And then, everyone started to gather, all dandied up in their nicest clothes:

I even wore a suit:

There were lots of important people – from left to right:

Zach Balle (co-founder of Hug It Forward)
Cheryl and Dave Watson (visiting funders)
Juan Manuel (the new Hug It Forward coordinator in Guatemala)
Don Armando (one of the town councilmen)
Miriam Lopez Ochoa (the mayor)
Carlos Julajuj and Doris Guzman (my direct boss and his project specialist)
(I’m not sure who the guy in the orange cap is lol)
Jose Caceres (Program Director for World Vision in my area)

There was dancing:

There was a ceremonial ribbon cutting:

Formal awards:

More little kids in costume:

Lots of speeches (can you tell I’m zoning out?)

And this girl sang, no lie, 8 of those wailing Mexican rancheras about drinking and lost love and we sat there as patiently as we could :)

All told, it was a fantastic day! Thanks to everyone out there for all your support!

Saturday, August 6, 2011

Putting on the roof

Rain is no longer an issue! Last week our herrero (metalworker) finished assembling the metal rafters, which he then installed on the school. Next came the tin roofing (lamina), which is standard for building construction in Guatemala.
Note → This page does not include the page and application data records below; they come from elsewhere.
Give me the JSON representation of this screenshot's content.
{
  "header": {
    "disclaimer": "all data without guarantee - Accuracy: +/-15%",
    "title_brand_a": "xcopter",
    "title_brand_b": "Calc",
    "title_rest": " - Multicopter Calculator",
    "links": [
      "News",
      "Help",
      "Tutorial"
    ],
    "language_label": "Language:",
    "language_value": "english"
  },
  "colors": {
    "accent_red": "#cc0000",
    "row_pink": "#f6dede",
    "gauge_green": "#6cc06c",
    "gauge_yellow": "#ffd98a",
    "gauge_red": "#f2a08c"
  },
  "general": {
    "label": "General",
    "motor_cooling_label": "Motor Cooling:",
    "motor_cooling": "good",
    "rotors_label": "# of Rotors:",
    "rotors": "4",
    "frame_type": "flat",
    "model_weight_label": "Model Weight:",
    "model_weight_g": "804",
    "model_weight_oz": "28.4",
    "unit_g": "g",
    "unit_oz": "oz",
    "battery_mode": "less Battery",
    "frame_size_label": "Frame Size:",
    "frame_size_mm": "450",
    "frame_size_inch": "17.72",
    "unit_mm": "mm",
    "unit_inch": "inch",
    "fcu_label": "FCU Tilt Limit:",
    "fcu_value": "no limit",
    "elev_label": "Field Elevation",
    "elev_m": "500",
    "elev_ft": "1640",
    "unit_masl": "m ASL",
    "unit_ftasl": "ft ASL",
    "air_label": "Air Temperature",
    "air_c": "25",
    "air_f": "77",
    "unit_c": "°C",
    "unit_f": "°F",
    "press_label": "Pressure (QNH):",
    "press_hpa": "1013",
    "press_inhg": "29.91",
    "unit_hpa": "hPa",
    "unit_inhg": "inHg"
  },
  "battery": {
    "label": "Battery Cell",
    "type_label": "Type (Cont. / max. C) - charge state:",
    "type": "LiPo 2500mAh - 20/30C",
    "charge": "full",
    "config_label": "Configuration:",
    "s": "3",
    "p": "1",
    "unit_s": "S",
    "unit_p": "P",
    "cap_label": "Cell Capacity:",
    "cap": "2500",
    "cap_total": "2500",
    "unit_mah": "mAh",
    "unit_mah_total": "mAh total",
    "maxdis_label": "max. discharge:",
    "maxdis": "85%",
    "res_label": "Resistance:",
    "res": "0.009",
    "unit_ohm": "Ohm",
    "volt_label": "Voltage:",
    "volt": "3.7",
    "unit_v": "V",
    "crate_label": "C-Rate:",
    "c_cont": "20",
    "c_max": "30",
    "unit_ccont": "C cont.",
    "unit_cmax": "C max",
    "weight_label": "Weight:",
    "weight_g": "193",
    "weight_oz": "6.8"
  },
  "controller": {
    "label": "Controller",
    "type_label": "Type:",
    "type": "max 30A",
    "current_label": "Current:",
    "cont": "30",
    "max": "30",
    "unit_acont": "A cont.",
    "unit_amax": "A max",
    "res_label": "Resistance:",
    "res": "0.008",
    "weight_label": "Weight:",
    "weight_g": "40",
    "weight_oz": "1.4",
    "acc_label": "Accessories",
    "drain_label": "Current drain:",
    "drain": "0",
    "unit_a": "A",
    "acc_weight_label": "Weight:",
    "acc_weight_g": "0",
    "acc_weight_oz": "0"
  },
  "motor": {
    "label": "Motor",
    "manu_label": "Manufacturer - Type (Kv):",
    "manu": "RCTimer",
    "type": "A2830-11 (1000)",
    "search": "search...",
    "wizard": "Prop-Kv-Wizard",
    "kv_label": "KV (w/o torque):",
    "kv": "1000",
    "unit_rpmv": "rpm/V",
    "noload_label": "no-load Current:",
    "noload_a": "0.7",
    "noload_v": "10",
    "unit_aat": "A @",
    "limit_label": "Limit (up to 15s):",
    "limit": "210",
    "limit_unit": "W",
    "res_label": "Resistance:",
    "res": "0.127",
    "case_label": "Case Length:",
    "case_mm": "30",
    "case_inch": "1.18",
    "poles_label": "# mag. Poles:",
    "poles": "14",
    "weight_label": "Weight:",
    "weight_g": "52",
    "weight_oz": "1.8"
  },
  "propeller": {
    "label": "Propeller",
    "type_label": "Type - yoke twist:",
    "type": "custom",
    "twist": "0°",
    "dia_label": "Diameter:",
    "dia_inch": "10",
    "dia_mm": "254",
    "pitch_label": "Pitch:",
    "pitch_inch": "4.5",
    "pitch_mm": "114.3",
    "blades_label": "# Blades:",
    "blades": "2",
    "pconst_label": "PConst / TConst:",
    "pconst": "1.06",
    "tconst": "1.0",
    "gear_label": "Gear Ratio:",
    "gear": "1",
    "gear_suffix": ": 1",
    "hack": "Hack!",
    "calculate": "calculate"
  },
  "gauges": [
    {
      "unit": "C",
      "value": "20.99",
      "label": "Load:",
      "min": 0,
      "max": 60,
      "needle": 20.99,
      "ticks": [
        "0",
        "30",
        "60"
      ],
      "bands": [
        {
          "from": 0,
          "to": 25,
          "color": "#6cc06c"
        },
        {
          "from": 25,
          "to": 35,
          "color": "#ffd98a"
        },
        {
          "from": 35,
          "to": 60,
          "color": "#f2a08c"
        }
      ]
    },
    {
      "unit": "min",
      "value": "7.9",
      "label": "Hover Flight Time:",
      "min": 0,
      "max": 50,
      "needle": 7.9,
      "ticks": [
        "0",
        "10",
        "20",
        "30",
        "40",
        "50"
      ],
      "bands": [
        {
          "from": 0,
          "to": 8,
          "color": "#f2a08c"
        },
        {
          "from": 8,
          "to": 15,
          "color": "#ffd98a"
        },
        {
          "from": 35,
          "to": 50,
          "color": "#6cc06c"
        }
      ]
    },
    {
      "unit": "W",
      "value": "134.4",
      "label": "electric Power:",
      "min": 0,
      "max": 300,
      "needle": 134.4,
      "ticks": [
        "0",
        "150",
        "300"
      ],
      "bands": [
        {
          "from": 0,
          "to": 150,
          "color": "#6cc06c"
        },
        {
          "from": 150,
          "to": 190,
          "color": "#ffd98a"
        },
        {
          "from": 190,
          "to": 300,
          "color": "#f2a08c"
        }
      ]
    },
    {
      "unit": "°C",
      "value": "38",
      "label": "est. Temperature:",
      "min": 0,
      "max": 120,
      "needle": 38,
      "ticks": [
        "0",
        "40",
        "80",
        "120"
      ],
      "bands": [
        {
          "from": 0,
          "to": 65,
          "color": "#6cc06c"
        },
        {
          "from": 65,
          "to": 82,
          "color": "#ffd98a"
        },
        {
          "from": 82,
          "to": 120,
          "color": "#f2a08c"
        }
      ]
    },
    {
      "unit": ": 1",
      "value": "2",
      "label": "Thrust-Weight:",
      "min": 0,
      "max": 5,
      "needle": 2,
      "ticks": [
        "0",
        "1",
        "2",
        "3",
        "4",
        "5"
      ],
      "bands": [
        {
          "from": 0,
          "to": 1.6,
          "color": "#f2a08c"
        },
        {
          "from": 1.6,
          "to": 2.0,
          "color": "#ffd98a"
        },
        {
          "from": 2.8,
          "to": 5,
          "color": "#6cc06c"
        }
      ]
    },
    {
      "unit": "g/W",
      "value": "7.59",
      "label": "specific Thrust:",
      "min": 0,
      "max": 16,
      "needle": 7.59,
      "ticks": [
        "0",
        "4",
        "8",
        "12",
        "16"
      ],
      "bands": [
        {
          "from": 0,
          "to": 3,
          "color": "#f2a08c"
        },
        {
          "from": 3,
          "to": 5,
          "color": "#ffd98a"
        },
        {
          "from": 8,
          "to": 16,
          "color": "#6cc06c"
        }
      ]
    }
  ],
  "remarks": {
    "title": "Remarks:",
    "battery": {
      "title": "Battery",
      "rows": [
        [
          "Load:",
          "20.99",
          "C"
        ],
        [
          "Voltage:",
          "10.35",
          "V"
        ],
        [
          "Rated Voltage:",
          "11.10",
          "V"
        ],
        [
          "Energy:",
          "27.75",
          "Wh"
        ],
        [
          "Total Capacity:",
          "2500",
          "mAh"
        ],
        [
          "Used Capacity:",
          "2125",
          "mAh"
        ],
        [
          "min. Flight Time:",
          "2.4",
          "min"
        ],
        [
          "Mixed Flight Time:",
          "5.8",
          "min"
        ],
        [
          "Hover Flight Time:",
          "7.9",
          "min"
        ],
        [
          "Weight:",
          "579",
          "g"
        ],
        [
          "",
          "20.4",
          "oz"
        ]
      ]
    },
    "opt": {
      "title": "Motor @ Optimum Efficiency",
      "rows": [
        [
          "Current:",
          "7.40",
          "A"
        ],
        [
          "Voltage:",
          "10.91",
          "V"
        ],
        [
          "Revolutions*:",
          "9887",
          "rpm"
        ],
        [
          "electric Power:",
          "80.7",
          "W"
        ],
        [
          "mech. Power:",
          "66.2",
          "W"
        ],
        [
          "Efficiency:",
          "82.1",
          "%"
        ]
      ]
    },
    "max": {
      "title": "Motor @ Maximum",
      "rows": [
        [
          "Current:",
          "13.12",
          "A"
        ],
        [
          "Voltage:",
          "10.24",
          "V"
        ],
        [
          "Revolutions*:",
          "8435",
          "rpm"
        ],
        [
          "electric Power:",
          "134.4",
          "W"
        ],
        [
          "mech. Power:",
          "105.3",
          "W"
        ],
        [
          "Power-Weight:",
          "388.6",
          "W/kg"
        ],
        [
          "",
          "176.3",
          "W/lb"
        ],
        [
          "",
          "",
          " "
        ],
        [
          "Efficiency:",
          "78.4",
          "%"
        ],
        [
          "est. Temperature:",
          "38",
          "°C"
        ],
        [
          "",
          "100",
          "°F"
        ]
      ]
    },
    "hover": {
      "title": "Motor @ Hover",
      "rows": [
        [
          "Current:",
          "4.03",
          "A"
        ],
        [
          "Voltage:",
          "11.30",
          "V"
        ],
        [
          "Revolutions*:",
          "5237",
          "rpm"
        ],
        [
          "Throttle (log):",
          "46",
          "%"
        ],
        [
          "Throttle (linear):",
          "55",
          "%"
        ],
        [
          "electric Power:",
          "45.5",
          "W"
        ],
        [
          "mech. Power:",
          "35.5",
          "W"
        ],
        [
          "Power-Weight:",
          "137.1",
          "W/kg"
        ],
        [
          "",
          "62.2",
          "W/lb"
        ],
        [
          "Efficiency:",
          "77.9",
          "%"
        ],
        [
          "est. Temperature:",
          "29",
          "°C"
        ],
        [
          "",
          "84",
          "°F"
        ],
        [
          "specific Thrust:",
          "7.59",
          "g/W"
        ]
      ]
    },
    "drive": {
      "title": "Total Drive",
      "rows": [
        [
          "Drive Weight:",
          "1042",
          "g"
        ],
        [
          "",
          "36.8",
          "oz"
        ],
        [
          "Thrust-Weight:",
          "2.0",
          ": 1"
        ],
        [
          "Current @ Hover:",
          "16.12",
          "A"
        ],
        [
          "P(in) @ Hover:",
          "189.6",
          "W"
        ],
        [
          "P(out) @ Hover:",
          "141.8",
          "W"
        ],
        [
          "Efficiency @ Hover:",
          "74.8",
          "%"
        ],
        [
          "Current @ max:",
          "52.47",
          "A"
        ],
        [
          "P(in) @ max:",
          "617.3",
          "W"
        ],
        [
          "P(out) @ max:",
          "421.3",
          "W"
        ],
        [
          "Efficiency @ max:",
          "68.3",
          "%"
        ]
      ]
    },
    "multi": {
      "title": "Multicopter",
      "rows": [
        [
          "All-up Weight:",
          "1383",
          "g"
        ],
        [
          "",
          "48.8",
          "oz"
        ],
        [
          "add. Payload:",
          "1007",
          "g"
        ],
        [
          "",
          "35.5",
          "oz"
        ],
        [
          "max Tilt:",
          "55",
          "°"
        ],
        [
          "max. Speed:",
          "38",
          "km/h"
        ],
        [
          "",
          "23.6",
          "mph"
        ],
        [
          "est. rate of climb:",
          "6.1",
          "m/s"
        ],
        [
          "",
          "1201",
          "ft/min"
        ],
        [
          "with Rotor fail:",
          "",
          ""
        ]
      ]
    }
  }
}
Here’s the school from the back (note the kids chasing each other; a few hang around the jobsite constantly, either curious or playing nearby)

And here’s a completed picture from the front:

Here’s an idea of what the construction looks like from the inside – the bright light you see on the ceiling is where daylight enters the classroom through an installed sheet of translucent lamina. Pretty smaaart ☺

Yep, it’s really starting to look good.

Then I came back a few days later, and whoop – they’d already started painting! (see what I said about kids being everywhere?)

Another picture from the back

and here’s what the inside will look like

A few days afterwards, it was time to pour the floor!

First, you’ve got to mix a bunch of concrete on the ground – for this particular pile I believe the proportion was roughly 5 bags of cement to 20 buckets of gravel to 30 buckets of sand. Then the albañiles (masons) start spreading it out on the classroom floor:

It’s tough work shoveling concrete but we all helped out ☺

The process goes pretty fast though; a couple of hours and we were done!

We’re about 90% done with the school now – next week the herrero will install the windows and doors while the electrician mounts the light mixtures. Just a little more than two weeks until the inauguration!

Press coverage!

I've been incredibly fortunate to get some press on my bottle school project - here are a number of news outlets that have covered my story:

Fairbanks Daily News Miner
Anchorage Daily News
Ponte Al Dia (Spanish)

Earth Times
Hug It Forward

US Embassy - Guatemala

CBS - Atlanta
K13XD - Fairbanks

KUAC - Fairbanks

Other bottle school projects in the news

Here's former Peace Corps Guatemala volunteer Laura Kutner demonstrating a technique of how to construct bottle wall at the 2011 Smithsonian Folklife festival: